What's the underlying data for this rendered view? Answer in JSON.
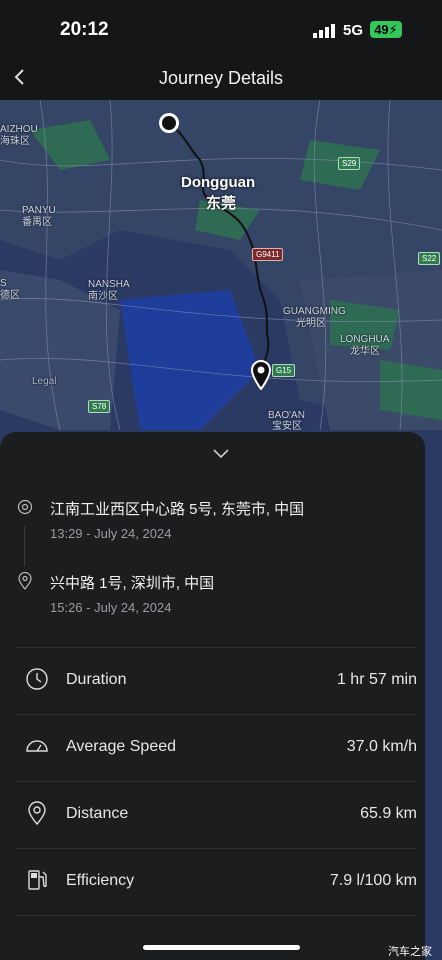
{
  "status_bar": {
    "time": "20:12",
    "network": "5G",
    "battery": "49"
  },
  "header": {
    "title": "Journey Details"
  },
  "map": {
    "labels": {
      "aizhou": "AIZHOU",
      "aizhou_cn": "海珠区",
      "panyu": "PANYU",
      "panyu_cn": "番禺区",
      "nansha": "NANSHA",
      "nansha_cn": "南沙区",
      "s_de": "S",
      "de_cn": "德区",
      "dongguan": "Dongguan",
      "dongguan_cn": "东莞",
      "guangming": "GUANGMING",
      "guangming_cn": "光明区",
      "longhua": "LONGHUA",
      "longhua_cn": "龙华区",
      "baoan": "BAO'AN",
      "baoan_cn": "宝安区",
      "legal": "Legal",
      "s29": "S29",
      "g9411": "G9411",
      "s22": "S22",
      "g15": "G15",
      "s78": "S78"
    }
  },
  "journey": {
    "start_address": "江南工业西区中心路 5号, 东莞市, 中国",
    "start_time": "13:29 - July 24, 2024",
    "end_address": "兴中路 1号, 深圳市, 中国",
    "end_time": "15:26 - July 24, 2024"
  },
  "stats": [
    {
      "label": "Duration",
      "value": "1 hr 57 min",
      "icon": "clock-icon"
    },
    {
      "label": "Average Speed",
      "value": "37.0 km/h",
      "icon": "speedometer-icon"
    },
    {
      "label": "Distance",
      "value": "65.9 km",
      "icon": "location-pin-icon"
    },
    {
      "label": "Efficiency",
      "value": "7.9 l/100 km",
      "icon": "fuel-pump-icon"
    }
  ],
  "watermark": "汽车之家"
}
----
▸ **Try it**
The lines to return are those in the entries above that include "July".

▸ **Answer to the exercise**
    "start_time": "13:29 - July 24, 2024",
    "end_time": "15:26 - July 24, 2024"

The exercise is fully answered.